-- PROVIDED DATA follows --

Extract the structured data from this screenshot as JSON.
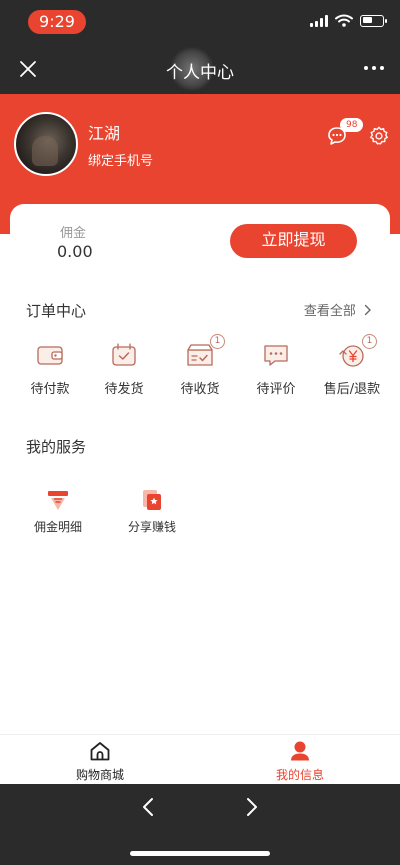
{
  "status": {
    "time": "9:29"
  },
  "nav": {
    "title": "个人中心"
  },
  "profile": {
    "nickname": "江湖",
    "bind_phone": "绑定手机号",
    "message_count": "98"
  },
  "commission": {
    "label": "佣金",
    "value": "0.00",
    "withdraw_label": "立即提现"
  },
  "orders": {
    "title": "订单中心",
    "view_all": "查看全部",
    "items": [
      {
        "label": "待付款",
        "icon": "wallet-icon"
      },
      {
        "label": "待发货",
        "icon": "calendar-check-icon"
      },
      {
        "label": "待收货",
        "icon": "package-check-icon",
        "badge": "1"
      },
      {
        "label": "待评价",
        "icon": "comment-dots-icon"
      },
      {
        "label": "售后/退款",
        "icon": "yen-refund-icon",
        "badge": "1"
      }
    ]
  },
  "services": {
    "title": "我的服务",
    "items": [
      {
        "label": "佣金明细",
        "icon": "commission-detail-icon"
      },
      {
        "label": "分享赚钱",
        "icon": "share-earn-icon"
      }
    ]
  },
  "tabbar": {
    "items": [
      {
        "label": "购物商城",
        "icon": "home-icon",
        "active": false
      },
      {
        "label": "我的信息",
        "icon": "user-icon",
        "active": true
      }
    ]
  },
  "colors": {
    "accent": "#e8442f",
    "dark_bar": "#2b2b2b",
    "icon_line": "#b76b5a"
  }
}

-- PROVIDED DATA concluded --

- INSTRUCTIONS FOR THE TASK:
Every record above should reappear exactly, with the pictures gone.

- RESULT OF THIS TASK:
Extract the structured data from this screenshot as JSON.
{
  "status": {
    "time": "9:29"
  },
  "nav": {
    "title": "个人中心"
  },
  "profile": {
    "nickname": "江湖",
    "bind_phone": "绑定手机号",
    "message_count": "98"
  },
  "commission": {
    "label": "佣金",
    "value": "0.00",
    "withdraw_label": "立即提现"
  },
  "orders": {
    "title": "订单中心",
    "view_all": "查看全部",
    "items": [
      {
        "label": "待付款",
        "icon": "wallet-icon"
      },
      {
        "label": "待发货",
        "icon": "calendar-check-icon"
      },
      {
        "label": "待收货",
        "icon": "package-check-icon",
        "badge": "1"
      },
      {
        "label": "待评价",
        "icon": "comment-dots-icon"
      },
      {
        "label": "售后/退款",
        "icon": "yen-refund-icon",
        "badge": "1"
      }
    ]
  },
  "services": {
    "title": "我的服务",
    "items": [
      {
        "label": "佣金明细",
        "icon": "commission-detail-icon"
      },
      {
        "label": "分享赚钱",
        "icon": "share-earn-icon"
      }
    ]
  },
  "tabbar": {
    "items": [
      {
        "label": "购物商城",
        "icon": "home-icon",
        "active": false
      },
      {
        "label": "我的信息",
        "icon": "user-icon",
        "active": true
      }
    ]
  },
  "colors": {
    "accent": "#e8442f",
    "dark_bar": "#2b2b2b",
    "icon_line": "#b76b5a"
  }
}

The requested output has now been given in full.